From 1565 to approximately 1815 there existed a lucrative trade between Spanish merchants and traders in the Philippine Islands using Acapulco and Veracruz ports in Mexico as transshipment points and using Guam as a rest stop on the long voyage across the sea. Since the Philippines had been a center of trade between China and other Asian countries like Siam and India for hundreds of years, even including major trade with Islamic peoples, the Spanish encountered many items that contained different cultural accoutrements. Thus, the ships that sailed from Spain to Veracruz then from Acapulco to the Philippine archipelago brought back to Mexico items of trade, as well as people, which over time became a part of the Mexican folklore tradition.
This exhibit examines some of these Mexican traditions and traces them to the trade that took place with the Philippines, especially through the port of Manila. Such Mexican icons as la China poblana, majólica pottery, papel de china, etc. are examined and their roots traced to the Manila trade which employed large galleon ships called "Naos" to transport merchandise and people.
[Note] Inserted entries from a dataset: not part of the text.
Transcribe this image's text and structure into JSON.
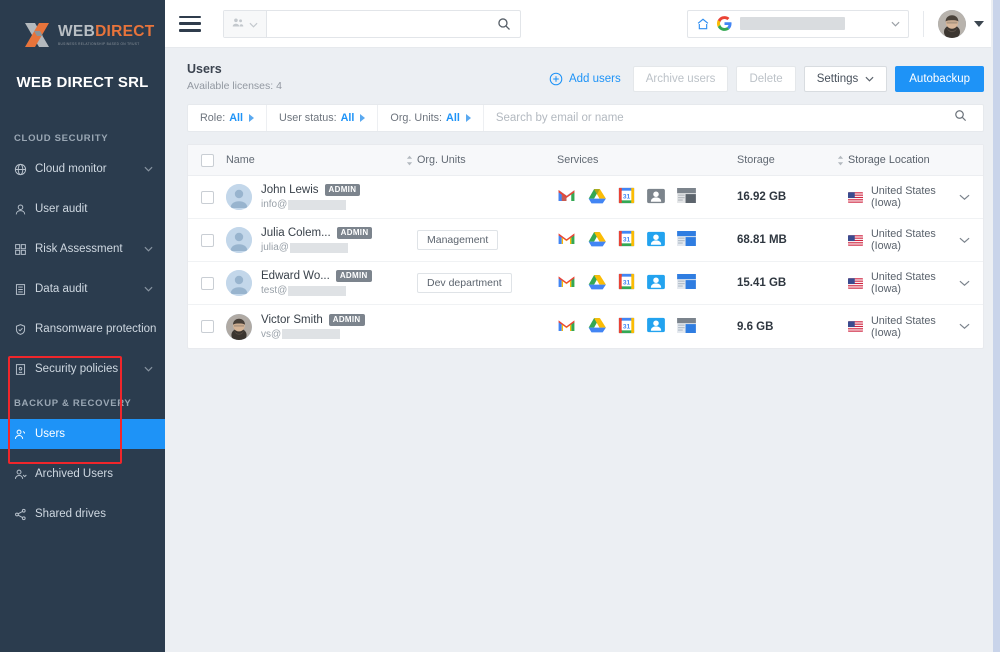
{
  "sidebar": {
    "logo": {
      "word1": "WEB",
      "word2": "DIRECT",
      "tagline": "BUSINESS RELATIONSHIP BASED ON TRUST"
    },
    "org_name": "WEB DIRECT SRL",
    "sections": [
      {
        "title": "CLOUD SECURITY",
        "items": [
          {
            "label": "Cloud monitor",
            "icon": "globe-icon",
            "chevron": true,
            "active": false
          },
          {
            "label": "User audit",
            "icon": "user-icon",
            "chevron": false,
            "active": false
          },
          {
            "label": "Risk Assessment",
            "icon": "grid-icon",
            "chevron": true,
            "active": false
          },
          {
            "label": "Data audit",
            "icon": "list-icon",
            "chevron": true,
            "active": false
          },
          {
            "label": "Ransomware protection",
            "icon": "shield-check-icon",
            "chevron": false,
            "active": false
          },
          {
            "label": "Security policies",
            "icon": "policy-icon",
            "chevron": true,
            "active": false
          }
        ]
      },
      {
        "title": "BACKUP & RECOVERY",
        "items": [
          {
            "label": "Users",
            "icon": "users-icon",
            "chevron": false,
            "active": true
          },
          {
            "label": "Archived Users",
            "icon": "archived-users-icon",
            "chevron": false,
            "active": false
          },
          {
            "label": "Shared drives",
            "icon": "share-icon",
            "chevron": false,
            "active": false
          }
        ]
      }
    ],
    "highlight_color": "#f0262b",
    "active_color": "#1e93f7"
  },
  "topbar": {
    "menu_icon": "hamburger-icon",
    "search": {
      "scope_icon": "people-icon",
      "value": "",
      "placeholder": "",
      "search_icon": "search-icon"
    },
    "domain_selector": {
      "home_icon": "home-icon",
      "brand_icon": "google-g-icon",
      "value": "",
      "caret": "▾"
    },
    "account": {
      "avatar": "user-photo-avatar",
      "caret": "▾"
    }
  },
  "page": {
    "title": "Users",
    "subtitle": "Available licenses: 4",
    "actions": {
      "add_users": "Add users",
      "archive_users": "Archive users",
      "delete": "Delete",
      "settings": "Settings",
      "autobackup": "Autobackup"
    }
  },
  "filters": [
    {
      "label": "Role:",
      "value": "All"
    },
    {
      "label": "User status:",
      "value": "All"
    },
    {
      "label": "Org. Units:",
      "value": "All"
    }
  ],
  "filter_search_placeholder": "Search by email or name",
  "table": {
    "columns": [
      {
        "key": "check",
        "label": ""
      },
      {
        "key": "name",
        "label": "Name",
        "sortable": true
      },
      {
        "key": "org",
        "label": "Org. Units"
      },
      {
        "key": "services",
        "label": "Services"
      },
      {
        "key": "storage",
        "label": "Storage",
        "sortable": true
      },
      {
        "key": "location",
        "label": "Storage Location"
      }
    ],
    "rows": [
      {
        "name": "John Lewis",
        "badge": "ADMIN",
        "email_prefix": "info@",
        "avatar": "placeholder-avatar",
        "org_unit": "",
        "services": [
          {
            "name": "gmail-icon",
            "enabled": true
          },
          {
            "name": "google-drive-icon",
            "enabled": true
          },
          {
            "name": "google-calendar-icon",
            "enabled": true
          },
          {
            "name": "google-contacts-icon",
            "enabled": false
          },
          {
            "name": "google-sites-icon",
            "enabled": false
          }
        ],
        "storage": "16.92 GB",
        "location": "United States (Iowa)",
        "flag": "us-flag-icon"
      },
      {
        "name": "Julia Colem...",
        "badge": "ADMIN",
        "email_prefix": "julia@",
        "avatar": "placeholder-avatar",
        "org_unit": "Management",
        "services": [
          {
            "name": "gmail-icon",
            "enabled": true
          },
          {
            "name": "google-drive-icon",
            "enabled": true
          },
          {
            "name": "google-calendar-icon",
            "enabled": true
          },
          {
            "name": "google-contacts-icon",
            "enabled": true
          },
          {
            "name": "google-sites-icon",
            "enabled": true
          }
        ],
        "storage": "68.81 MB",
        "location": "United States (Iowa)",
        "flag": "us-flag-icon"
      },
      {
        "name": "Edward Wo...",
        "badge": "ADMIN",
        "email_prefix": "test@",
        "avatar": "placeholder-avatar",
        "org_unit": "Dev department",
        "services": [
          {
            "name": "gmail-icon",
            "enabled": true
          },
          {
            "name": "google-drive-icon",
            "enabled": true
          },
          {
            "name": "google-calendar-icon",
            "enabled": true
          },
          {
            "name": "google-contacts-icon",
            "enabled": true
          },
          {
            "name": "google-sites-icon",
            "enabled": true
          }
        ],
        "storage": "15.41 GB",
        "location": "United States (Iowa)",
        "flag": "us-flag-icon"
      },
      {
        "name": "Victor Smith",
        "badge": "ADMIN",
        "email_prefix": "vs@",
        "avatar": "photo-avatar",
        "org_unit": "",
        "services": [
          {
            "name": "gmail-icon",
            "enabled": true
          },
          {
            "name": "google-drive-icon",
            "enabled": true
          },
          {
            "name": "google-calendar-icon",
            "enabled": true
          },
          {
            "name": "google-contacts-icon",
            "enabled": true
          },
          {
            "name": "google-sites-icon",
            "enabled": true
          }
        ],
        "storage": "9.6 GB",
        "location": "United States (Iowa)",
        "flag": "us-flag-icon"
      }
    ]
  }
}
Thus, the title: "Nao de China: The Manila Trade, 1565 – 1815." This exhibit will remain on view through May 30, 2009 and will be accompanied by a series of lectures and public presentations that will be announced at a later date.
Nao de China: The Manila Galleon Trade 1565-1815 Exhibit brochure (PDF